10. Click Through Rate (CTR): How many people are clicking through your links in the emails? And which ones are clicked on the most? If you consistently see that your audience clicks through to take your Risk Assessment Quiz, you’ll want to increase the exposure of that tool in other places.
11. Return on Ad Spend: Is your ad spend making a difference? This number measures the revenue that is generated in relation to every dollar you spend on a given ad campaign. This will be a ratio. For example, if you spend $100 on an ad to promote your webinar and 10 people sign up, each paying a $100 entry fee, your ROAS for that campaign will be 10:1.
12. Marketing Qualified Leads (MQL): An MQL is a lead that has engaged with your company in some way, whether that’s through visiting the website, downloading your lead magnet, or regularly opening your company emails. This number indicates to your team how many leads are being brought in at any given time.
13. Sales Qualified Leads (SQL): When nurtured correctly, an MQL can often become an SQL. An SQL is a lead who is ready to speak to someone on your team. This number reveals how many cold leads become warm leads and how many drop off somewhere in between. This ratio could reveal holes, gaps, or weaknesses in your sales funnel if you see a big drop-off between MQLs and SQLs.
How Often Should Financial Advisors Track KPIs?
Just as you advise your clients not to check their portfolios every day or every week, tracking KPIs more frequently than once a month or once a quarter can be fruitless (and maybe a bit frustrating).
Some numbers lend themselves to more frequent monitoring, such as checking to see how well an ad performed once the ad spend limit was reached or the number of visitors to your website. But other numbers, like the open and click-through rates on your emails or organic traffic results, could be checked quarterly. This is simply because you’ll need a solid data set from which to pull to make conclusions on any type of reliable trend.
Tracking the Pulse of Your Marketing

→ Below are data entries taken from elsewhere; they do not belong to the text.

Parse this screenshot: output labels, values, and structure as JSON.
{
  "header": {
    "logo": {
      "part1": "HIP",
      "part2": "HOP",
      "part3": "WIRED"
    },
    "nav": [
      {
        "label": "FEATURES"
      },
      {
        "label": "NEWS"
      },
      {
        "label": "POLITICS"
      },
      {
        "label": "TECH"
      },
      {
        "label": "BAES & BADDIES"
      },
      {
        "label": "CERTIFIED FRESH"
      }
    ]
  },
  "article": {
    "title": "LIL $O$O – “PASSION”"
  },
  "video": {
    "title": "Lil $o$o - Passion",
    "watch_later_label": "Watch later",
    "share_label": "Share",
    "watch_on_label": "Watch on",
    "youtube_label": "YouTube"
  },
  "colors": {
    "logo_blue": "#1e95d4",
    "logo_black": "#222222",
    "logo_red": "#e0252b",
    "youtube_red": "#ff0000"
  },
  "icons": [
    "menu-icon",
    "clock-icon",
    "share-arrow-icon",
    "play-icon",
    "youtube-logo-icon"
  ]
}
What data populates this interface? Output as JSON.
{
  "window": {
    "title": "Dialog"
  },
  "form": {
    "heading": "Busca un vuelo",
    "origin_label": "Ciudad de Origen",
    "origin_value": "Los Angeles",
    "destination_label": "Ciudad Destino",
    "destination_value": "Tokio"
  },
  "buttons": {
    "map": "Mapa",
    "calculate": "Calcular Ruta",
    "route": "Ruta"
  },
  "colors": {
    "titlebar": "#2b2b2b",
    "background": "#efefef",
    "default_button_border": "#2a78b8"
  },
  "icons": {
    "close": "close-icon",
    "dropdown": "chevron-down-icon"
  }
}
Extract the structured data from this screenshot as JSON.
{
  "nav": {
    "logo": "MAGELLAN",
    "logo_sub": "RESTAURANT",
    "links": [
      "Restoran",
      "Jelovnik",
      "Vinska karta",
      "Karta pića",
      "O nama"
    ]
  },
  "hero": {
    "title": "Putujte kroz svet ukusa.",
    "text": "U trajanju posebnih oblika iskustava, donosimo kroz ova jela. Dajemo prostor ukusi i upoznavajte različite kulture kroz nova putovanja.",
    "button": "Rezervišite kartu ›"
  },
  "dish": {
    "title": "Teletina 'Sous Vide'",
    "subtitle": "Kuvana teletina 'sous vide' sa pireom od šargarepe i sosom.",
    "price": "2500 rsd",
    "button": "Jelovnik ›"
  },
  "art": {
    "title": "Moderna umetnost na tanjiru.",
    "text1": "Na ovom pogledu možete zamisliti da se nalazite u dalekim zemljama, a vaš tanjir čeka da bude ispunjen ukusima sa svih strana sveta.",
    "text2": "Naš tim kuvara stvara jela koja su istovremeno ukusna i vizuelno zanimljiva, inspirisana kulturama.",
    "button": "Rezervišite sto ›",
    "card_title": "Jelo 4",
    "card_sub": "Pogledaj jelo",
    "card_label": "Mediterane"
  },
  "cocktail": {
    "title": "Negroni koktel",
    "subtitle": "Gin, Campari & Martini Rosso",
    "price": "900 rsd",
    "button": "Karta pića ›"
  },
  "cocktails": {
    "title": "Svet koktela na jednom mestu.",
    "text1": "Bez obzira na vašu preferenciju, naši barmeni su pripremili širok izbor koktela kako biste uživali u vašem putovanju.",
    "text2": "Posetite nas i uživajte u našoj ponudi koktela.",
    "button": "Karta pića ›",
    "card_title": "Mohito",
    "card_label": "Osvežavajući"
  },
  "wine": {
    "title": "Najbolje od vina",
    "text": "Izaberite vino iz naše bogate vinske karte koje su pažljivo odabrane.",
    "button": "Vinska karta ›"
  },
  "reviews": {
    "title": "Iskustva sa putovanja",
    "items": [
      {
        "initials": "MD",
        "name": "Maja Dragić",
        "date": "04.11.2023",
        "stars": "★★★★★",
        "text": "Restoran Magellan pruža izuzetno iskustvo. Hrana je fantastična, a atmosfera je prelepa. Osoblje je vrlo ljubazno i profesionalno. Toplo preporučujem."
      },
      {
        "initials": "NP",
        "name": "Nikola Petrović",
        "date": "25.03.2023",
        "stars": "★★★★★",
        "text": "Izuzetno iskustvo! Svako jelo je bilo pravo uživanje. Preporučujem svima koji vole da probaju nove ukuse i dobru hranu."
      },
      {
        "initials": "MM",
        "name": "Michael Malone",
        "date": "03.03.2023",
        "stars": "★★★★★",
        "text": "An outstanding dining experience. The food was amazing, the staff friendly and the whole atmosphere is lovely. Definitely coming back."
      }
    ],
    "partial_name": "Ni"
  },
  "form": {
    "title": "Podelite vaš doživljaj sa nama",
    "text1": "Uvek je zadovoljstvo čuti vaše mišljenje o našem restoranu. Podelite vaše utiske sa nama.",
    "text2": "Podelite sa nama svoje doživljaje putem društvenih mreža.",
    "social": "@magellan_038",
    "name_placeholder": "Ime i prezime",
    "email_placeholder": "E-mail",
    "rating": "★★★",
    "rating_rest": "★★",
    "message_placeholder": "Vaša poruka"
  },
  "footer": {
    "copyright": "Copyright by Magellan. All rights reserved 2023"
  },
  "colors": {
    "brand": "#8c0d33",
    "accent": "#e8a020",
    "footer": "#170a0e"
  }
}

When trying to make progress toward any goal, you’ll need a reliable method of tracking your success. If you’re trying to lose weight, you use a scale or measuring tape. If you’re trying to reduce superfluous spending, you might use a passive expense tracking app to monitor your debit or credit charges each week. Benchmarking your success over time is critical to improving and making headway as efficiently as possible.